When Writing Fiction Scares the Hell out of You

“I loved it, but…your main character really needs a therapist.”

These were the words of one of the first beta readers of my first draft of my first novel. These words were some of the first feedback I ever received on any work of writing I intended to publish, and it scared the hell out of me.

Why? I mean, she’d loved it! Those had been her first words. But she’d said Maddie needed a therapist. Maddie, my main character, who told the story in first person. Maddie, who was essentially — me.

I couldn’t believe I’d been so blind as to have so much of myself come out in Maddie, I ruminated later. The time during which I was writing Going over Home was a tumultuous one for me. It had taken me about three years from conception of the idea to publication of the final novel, and midway through writing it, I was diagnosed with bipolar disorder. And looking back, I realized how much of that time was spent in severe depression, with the exception of the dramatic manic episode in the midst of it all. It made complete sense that my main character would exhibit much of same mindsets as I did during that time — it truly was all I could write, as it was all I could think.

Inside My Writer’s Life

I’ve heard it said that writing for others to read is essentially like standing on the street corner naked and asking for people to look you up and down. You bare your entire soul for the world.

Today, I find myself closing in on completion of the first draft of my third novel, Wayfaring. Each book in my seven book series follows a different woman in the same family. Going over Home was told by the eldest sister Maddie, Going over Jordan by her sister Ellie, and now Wayfaring by the third sister, Carrie.

By the time I started writing Wayfaring, I had decided to embrace this whole “my character needs a therapist” thing. Today, it’s been five years since I published my first book, and seven years into my life with bipolar disorder and anxiety.
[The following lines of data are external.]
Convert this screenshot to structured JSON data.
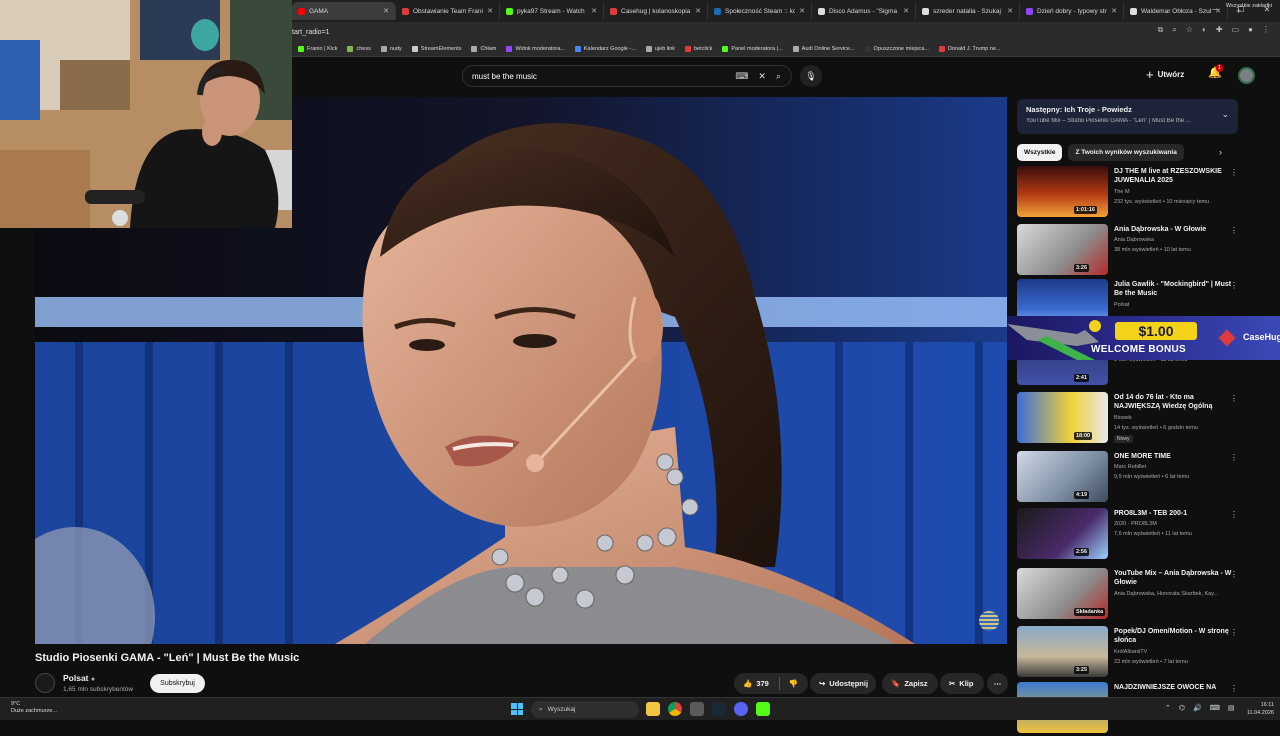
{
  "browser": {
    "tabs": [
      {
        "label": "GAMA",
        "color": "#f00",
        "active": true
      },
      {
        "label": "Obstawianie Team Franio",
        "color": "#e03a3a"
      },
      {
        "label": "pyka97 Stream - Watch L",
        "color": "#53fc18"
      },
      {
        "label": "Casehug | kolanoskopia",
        "color": "#e03a3a"
      },
      {
        "label": "Społeczność Steam :: kolo",
        "color": "#1b6db2"
      },
      {
        "label": "Disco Adamus - \"Sigma",
        "color": "#ddd"
      },
      {
        "label": "szreder natalia - Szukaj w",
        "color": "#ddd"
      },
      {
        "label": "Dzień dobry - typowy str",
        "color": "#9146ff"
      },
      {
        "label": "Waldemar Obłoza - Szuk",
        "color": "#ddd"
      }
    ],
    "new_tab": "+",
    "url": "tart_radio=1",
    "bookmarks": [
      {
        "label": "Franio | Kick",
        "color": "#53fc18"
      },
      {
        "label": "chess",
        "color": "#81b64c"
      },
      {
        "label": "nudy",
        "color": "#aaa"
      },
      {
        "label": "StreamElements",
        "color": "#ccc"
      },
      {
        "label": "Chłam",
        "color": "#aaa"
      },
      {
        "label": "Widok moderatora...",
        "color": "#9146ff"
      },
      {
        "label": "Kalendarz Google -...",
        "color": "#4285f4"
      },
      {
        "label": "ujeb link",
        "color": "#aaa"
      },
      {
        "label": "betclick",
        "color": "#e03a3a"
      },
      {
        "label": "Panel moderatora |...",
        "color": "#53fc18"
      },
      {
        "label": "Audi Online Service...",
        "color": "#aaa"
      },
      {
        "label": "Opuszczone miejsca...",
        "color": "#333"
      },
      {
        "label": "Donald J. Trump ne...",
        "color": "#e03a3a"
      }
    ],
    "all_bookmarks": "Wszystkie zakładki"
  },
  "youtube": {
    "search_query": "must be the music",
    "create_label": "Utwórz",
    "notification_count": "1",
    "video_title": "Studio Piosenki GAMA - \"Leń\" | Must Be the Music",
    "channel_name": "Polsat",
    "subscribers": "1,65 mln subskrybentów",
    "subscribe_label": "Subskrybuj",
    "likes": "379",
    "share_label": "Udostępnij",
    "save_label": "Zapisz",
    "clip_label": "Klip",
    "up_next": {
      "title": "Następny: Ich Troje - Powiedz",
      "subtitle": "YouTube Mix – Studio Piosenki GAMA - \"Leń\" | Must Be the ..."
    },
    "chips": [
      "Wszystkie",
      "Z Twoich wyników wyszukiwania"
    ],
    "recommendations": [
      {
        "title": "DJ THE M live at RZESZOWSKIE JUWENALIA 2025",
        "channel": "The M",
        "meta": "232 tys. wyświetleń • 10 miesięcy temu",
        "duration": "1:01:16",
        "thumb": "linear-gradient(180deg,#3a0d0d,#b33a12 55%,#f2a23a)"
      },
      {
        "title": "Ania Dąbrowska - W Głowie",
        "channel": "Ania Dąbrowska",
        "meta": "38 mln wyświetleń • 10 lat temu",
        "duration": "3:26",
        "thumb": "linear-gradient(135deg,#d9d9d9,#8c8c8c 60%,#b52a2a)"
      },
      {
        "title": "Julia Gawlik - \"Mockingbird\" | Must Be the Music",
        "channel": "Polsat",
        "meta": "",
        "duration": "",
        "thumb": "linear-gradient(180deg,#1d3a8a,#3b6bd1 60%,#9ac3ff)"
      },
      {
        "title": "",
        "channel": "Must Be The Music Polsat",
        "meta": "8 mln wyświetleń • 11 lat temu",
        "duration": "2:41",
        "thumb": "linear-gradient(180deg,#26306a,#4352a8)"
      },
      {
        "title": "Od 14 do 76 lat - Kto ma NAJWIĘKSZĄ Wiedzę Ogólną",
        "channel": "Blowek",
        "meta": "14 tys. wyświetleń • 6 godzin temu",
        "duration": "18:00",
        "badge": "Nowy",
        "thumb": "linear-gradient(90deg,#3a6ed8,#f0d23a 60%,#e8e8e8)"
      },
      {
        "title": "ONE MORE TIME",
        "channel": "Marc Rebillet",
        "meta": "9,9 mln wyświetleń • 6 lat temu",
        "duration": "4:19",
        "thumb": "linear-gradient(135deg,#cfd9e6,#7d8ea3 60%,#3d4b5c)"
      },
      {
        "title": "PRO8L3M - TEB 200-1",
        "channel": "2020 · PRO8L3M",
        "meta": "7,6 mln wyświetleń • 11 lat temu",
        "duration": "2:56",
        "thumb": "linear-gradient(135deg,#1a1a1a,#4a2a6a 60%,#9ad1ff)"
      },
      {
        "title": "YouTube Mix – Ania Dąbrowska - W Głowie",
        "channel": "Ania Dąbrowska, Honorata Skarbek, Kay...",
        "meta": "",
        "duration": "Składanka",
        "thumb": "linear-gradient(135deg,#d9d9d9,#8c8c8c 60%,#b52a2a)"
      },
      {
        "title": "Popek/DJ Omen/Motion - W stronę słońca",
        "channel": "KrólAlbaniiTV",
        "meta": "23 mln wyświetleń • 7 lat temu",
        "duration": "3:25",
        "thumb": "linear-gradient(180deg,#8aa9c9,#c7b79a 60%,#3b3b3b)"
      },
      {
        "title": "NAJDZIWNIEJSZE OWOCE NA",
        "channel": "",
        "meta": "",
        "duration": "",
        "thumb": "linear-gradient(180deg,#3a7ad1,#f2c23a)"
      }
    ]
  },
  "ad": {
    "amount": "$1.00",
    "headline": "WELCOME BONUS",
    "brand": "CaseHug"
  },
  "taskbar": {
    "weather_temp": "9°C",
    "weather_desc": "Duże zachmurze...",
    "search_label": "Wyszukaj",
    "time": "16:11",
    "date": "11.04.2026"
  }
}
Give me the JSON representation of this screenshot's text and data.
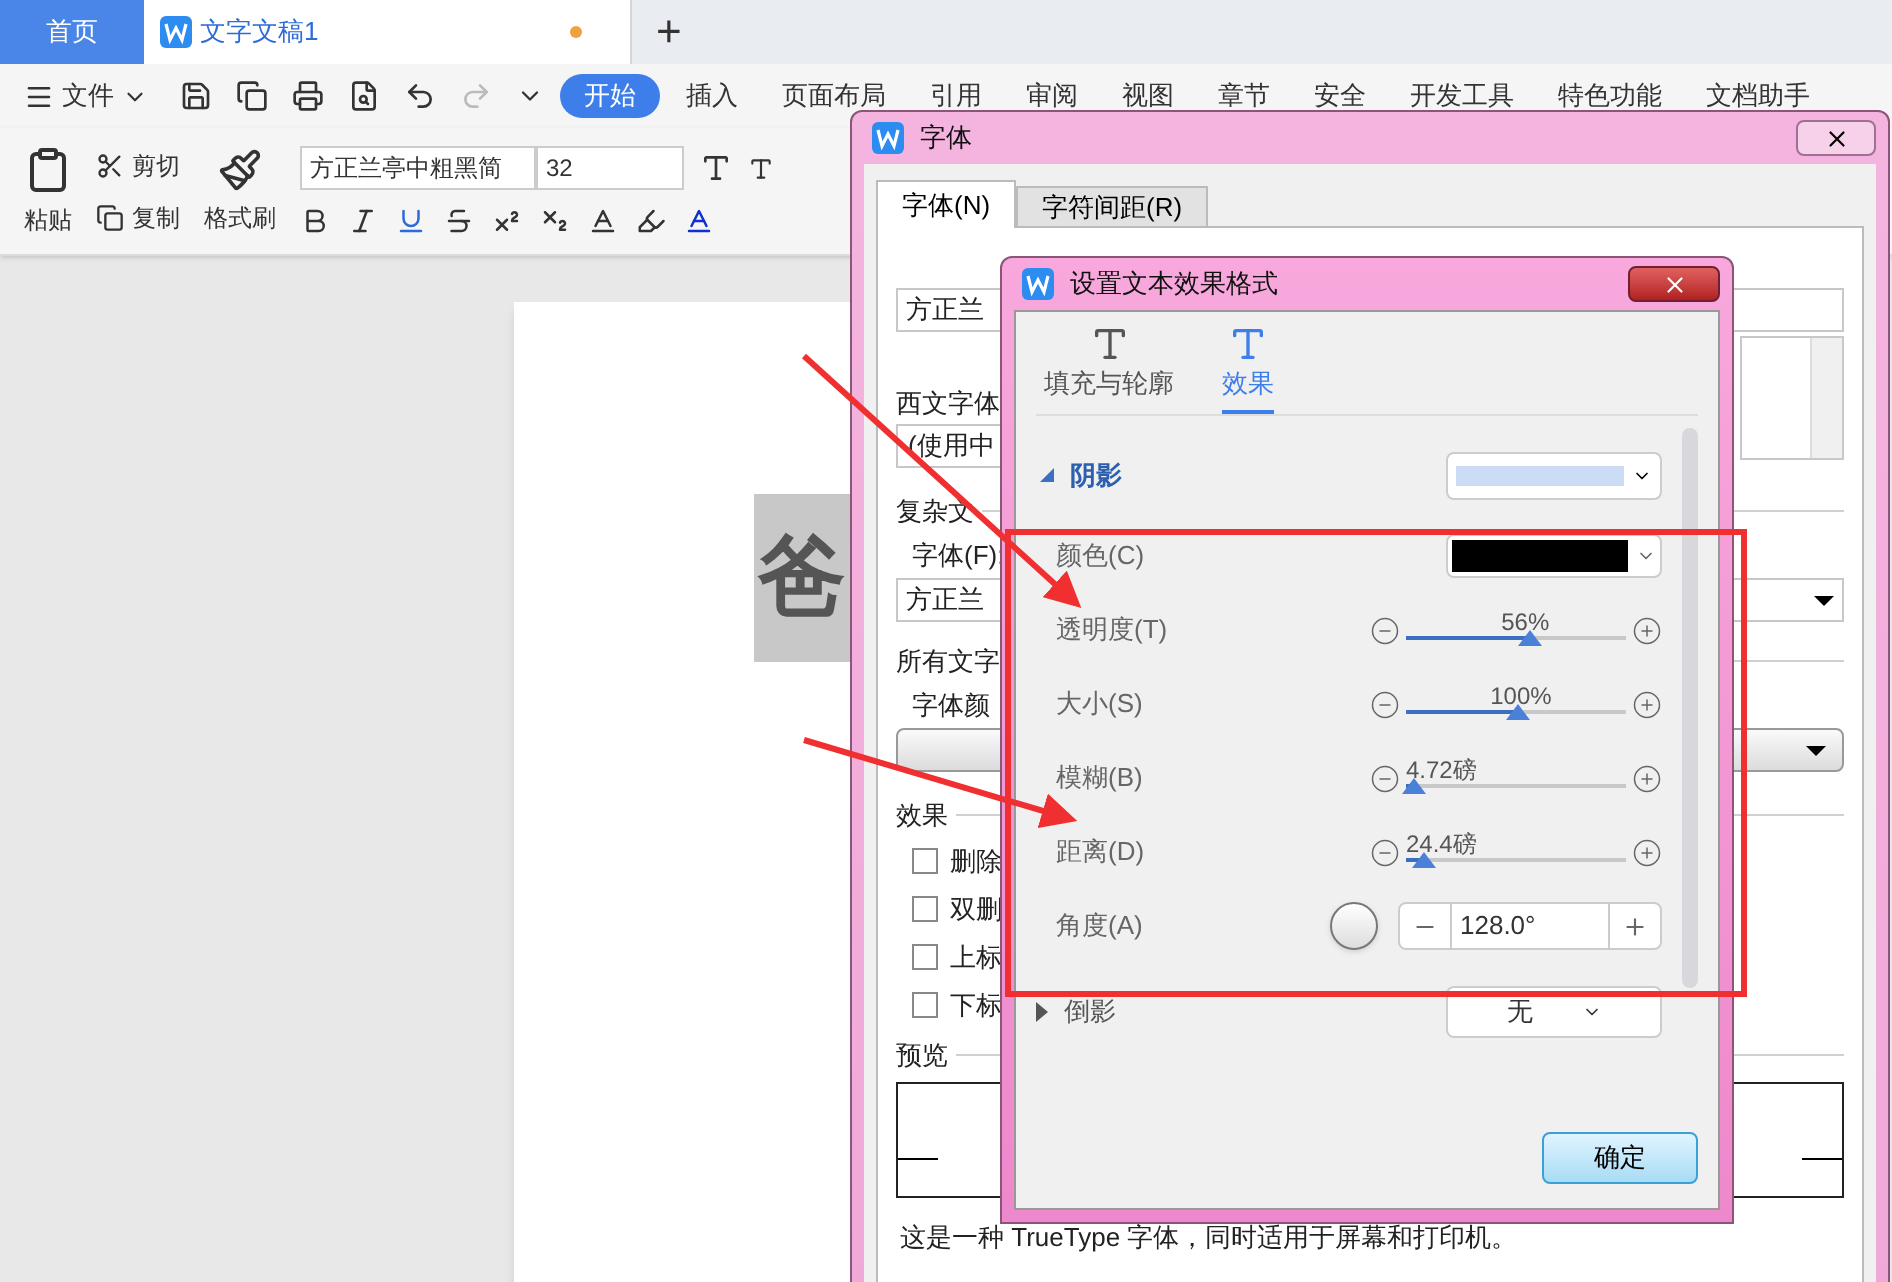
{
  "tabs": [
    {
      "label": "首页",
      "selected": false,
      "modified": false
    },
    {
      "label": "文字文稿1",
      "selected": true,
      "modified": true
    }
  ],
  "new_tab": "+",
  "menu": {
    "file": "文件",
    "tabs": [
      {
        "label": "开始",
        "selected": true
      },
      {
        "label": "插入",
        "selected": false
      },
      {
        "label": "页面布局",
        "selected": false
      },
      {
        "label": "引用",
        "selected": false
      },
      {
        "label": "审阅",
        "selected": false
      },
      {
        "label": "视图",
        "selected": false
      },
      {
        "label": "章节",
        "selected": false
      },
      {
        "label": "安全",
        "selected": false
      },
      {
        "label": "开发工具",
        "selected": false
      },
      {
        "label": "特色功能",
        "selected": false
      },
      {
        "label": "文档助手",
        "selected": false
      }
    ]
  },
  "toolbar": {
    "paste": "粘贴",
    "cut": "剪切",
    "copy": "复制",
    "format_painter": "格式刷",
    "font_name": "方正兰亭中粗黑简",
    "font_size": "32"
  },
  "document": {
    "selected_text": "爸"
  },
  "font_dialog": {
    "title": "字体",
    "tabs": [
      {
        "label": "字体(N)",
        "selected": true
      },
      {
        "label": "字符间距(R)",
        "selected": false
      }
    ],
    "chinese_font_value": "方正兰",
    "western_font_label": "西文字体",
    "western_font_value": "(使用中",
    "complex_heading": "复杂文",
    "complex_font_label": "字体(F):",
    "complex_font_value": "方正兰",
    "all_text_heading": "所有文字",
    "font_color_label": "字体颜",
    "effects_heading": "效果",
    "effects": [
      {
        "label": "删除",
        "checked": false
      },
      {
        "label": "双删",
        "checked": false
      },
      {
        "label": "上标",
        "checked": false
      },
      {
        "label": "下标",
        "checked": false
      }
    ],
    "preview_heading": "预览",
    "description": "这是一种 TrueType 字体，同时适用于屏幕和打印机。"
  },
  "effect_dialog": {
    "title": "设置文本效果格式",
    "tabs": [
      {
        "label": "填充与轮廓",
        "selected": false
      },
      {
        "label": "效果",
        "selected": true
      }
    ],
    "shadow": {
      "label": "阴影",
      "expanded": true
    },
    "rows": [
      {
        "kind": "color",
        "label": "颜色(C)",
        "color": "#000000"
      },
      {
        "kind": "slider",
        "label": "透明度(T)",
        "reading": "56%",
        "level": 0.56
      },
      {
        "kind": "slider",
        "label": "大小(S)",
        "reading": "100%",
        "level": 0.51
      },
      {
        "kind": "slider",
        "label": "模糊(B)",
        "reading": "4.72磅",
        "level": 0.04
      },
      {
        "kind": "slider",
        "label": "距离(D)",
        "reading": "24.4磅",
        "level": 0.08
      },
      {
        "kind": "angle",
        "label": "角度(A)",
        "value": "128.0°"
      }
    ],
    "reflection": {
      "label": "倒影",
      "expanded": false,
      "value": "无"
    },
    "ok": "确定"
  }
}
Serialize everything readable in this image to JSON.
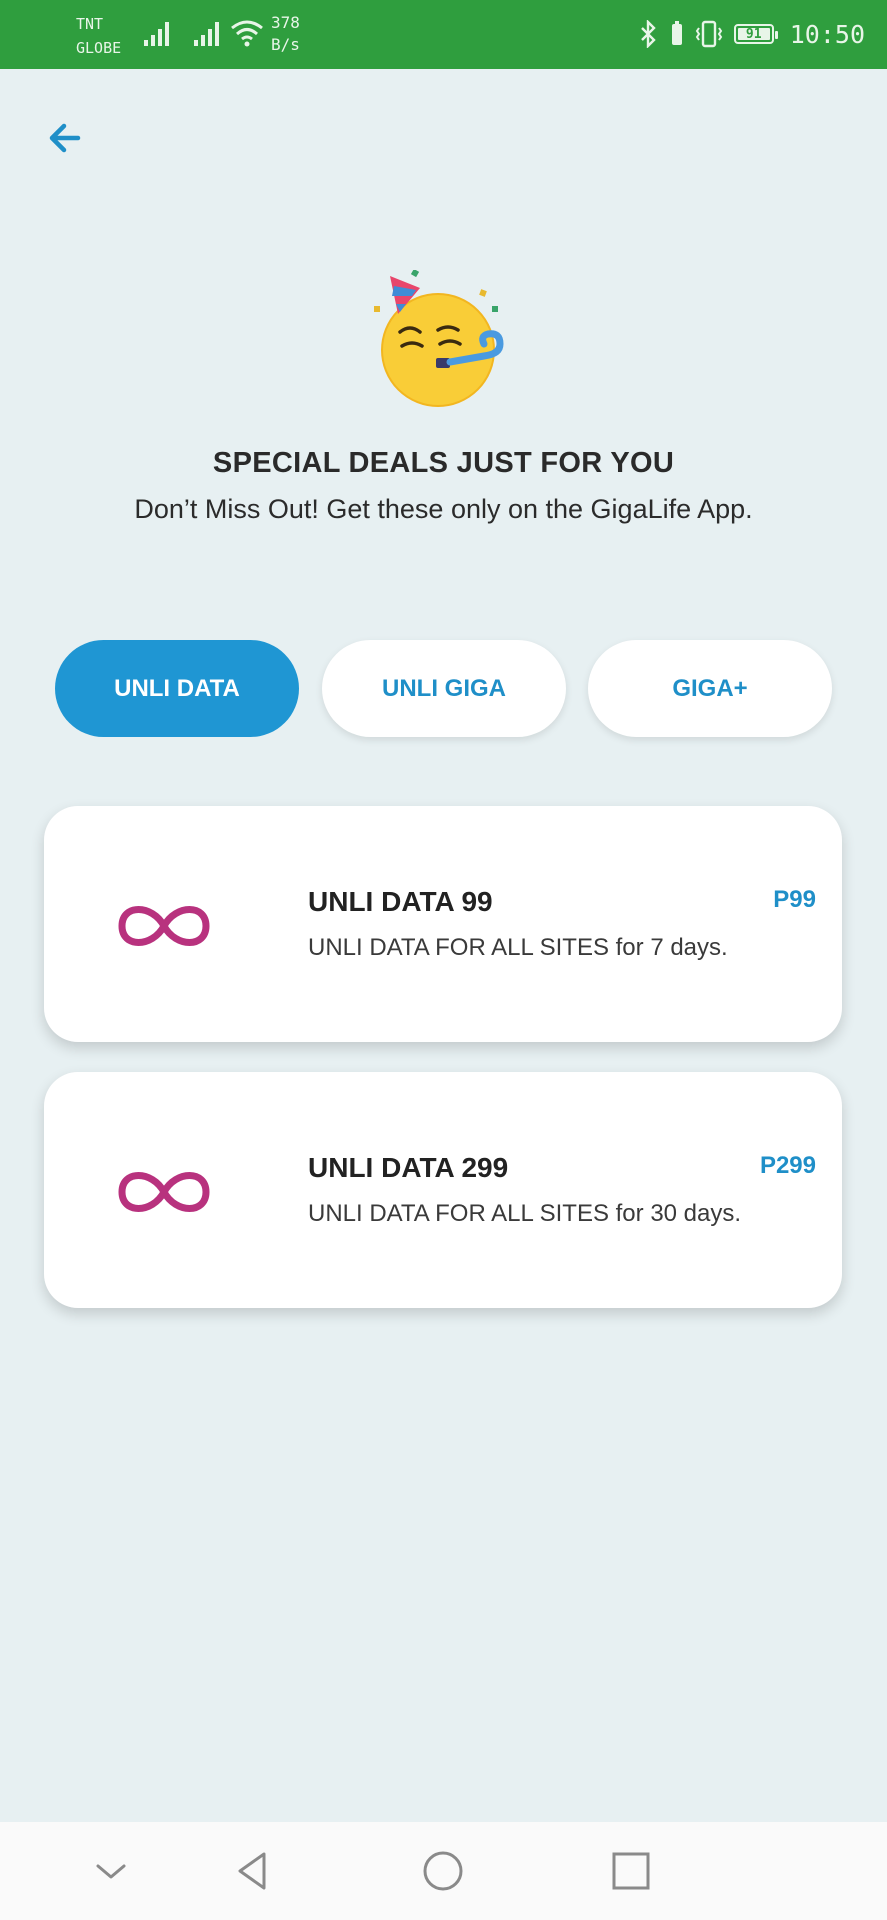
{
  "status_bar": {
    "carrier_top": "TNT",
    "carrier_bottom": "GLOBE",
    "speed_value": "378",
    "speed_unit": "B/s",
    "battery": "91",
    "time": "10:50",
    "color": "#2f9e3e"
  },
  "header": {
    "back_icon": "back-arrow-icon",
    "title": "SPECIAL DEALS JUST FOR YOU",
    "subtitle": "Don’t Miss Out! Get these only on the GigaLife App."
  },
  "tabs": [
    {
      "label": "UNLI DATA",
      "active": true
    },
    {
      "label": "UNLI GIGA",
      "active": false
    },
    {
      "label": "GIGA+",
      "active": false
    }
  ],
  "deals": [
    {
      "name": "UNLI DATA 99",
      "description": "UNLI DATA FOR ALL SITES for 7 days.",
      "price": "P99",
      "icon": "infinity-icon"
    },
    {
      "name": "UNLI DATA 299",
      "description": "UNLI DATA FOR ALL SITES for 30 days.",
      "price": "P299",
      "icon": "infinity-icon"
    }
  ],
  "colors": {
    "accent": "#1f96d3",
    "infinity": "#b8327e",
    "background": "#e7f0f2"
  },
  "nav_bar": [
    "chevron-down-icon",
    "back-triangle-icon",
    "home-circle-icon",
    "recents-square-icon"
  ]
}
I have been through several years of individual therapy, and I recently graduated from intensive outpatient therapy. (Damn, that feels good to say.)

It’s taken me nearly three years to write Wayfaring, and I’m not even done yet. I’ve put it off for months at a time, I’ve opened up the Word document and stared at it only to close it down several minutes later, I’ve stalled in my ideas for the story, and I’ve also missed several deadlines with my editor (thank goodness she is so incredibly understanding and patient). But why has it been so hard?

My character, Carrie? She has bipolar disorder, too. And sometimes the thoughts that run through her head are a frightening mirror image of those that run through mine, and that scares the hell out of me.

Writing a Character Just Like Me

I follow Carrie from a tragic loss at the beginning of the book, through her depressive and manic episodes, before she knows what’s going on in her mind.

She’s lost. She’s confused. She’s terrified.

I recently decided to live a less public life. Sometimes, easy access to social media is no good for someone who is in the throes of a psychiatric episode, especially when they have friends who misunderstand and are unsympathetic. I’ll leave it at that. I have withdrawn from much of social media among other things to live a more private, contemplative life.

But now I have to finish this book. And publishing a book that displays much of my own mind’s journey through the story of my main character flies in the face of my decision.

My Story and My Character’s Story

Of course, Carrie’s story is very different from my own in many ways. I am not her. But I can write her so well because I have experienced much of what her mind is like. And yes, she does eventually go to see a therapist. She does the hard work. She heals. Yes, spoiler alert, she heals.

But I am not going to end this book with her miraculously cured of all that ails her. That is not how it goes. Mental illness never completely goes away. Honestly, I got up early this morning so I could write an outline of the ending to send to my editor, who is going to help me finally end this book. Carrie’s story is so agonizing for me in many ways, and I needed my editor’s help to make it through the rest of the draft. But as I’ve healed, through grief and trauma work of my own, through both individual and group therapy, I’ve been able to help Carrie heal too. Yes, the struggle continues, the journey goes on, but both Carrie and I are able to face it with new skills and new courage.

Writing, Reading, Healing

So does writing fiction still scare the hell out of me? Yeah… I’m still gonna say that it really does. I can only write what I think, and I think with the mind of someone who experiences mental illnesses. And by publishing my fiction, my mind is on display for all to see. That’s how writing goes, for each and every writer. We put our hearts and souls out on the line every day. But maybe through this, as writing has helped me heal, I can help someone else heal, too. We’re all struggling through something, and what connects us with our favorite fictional characters but our similarities? Every time we see ourselves in a character, a part of us changes with them. We are touched by their lives. They’re not entirely fictional then. The author wrote them into existence, and the reader finishes their creation.

We change, we grow, and we heal when we read and write ourselves. Yes, I guess there will always be people who misunderstand, but ultimately, we didn’t write for them.

We wrote for those whom we can touch, and we wrote for ourselves. We wrote to change, and we wrote to heal. And that makes sharing our writing worth it.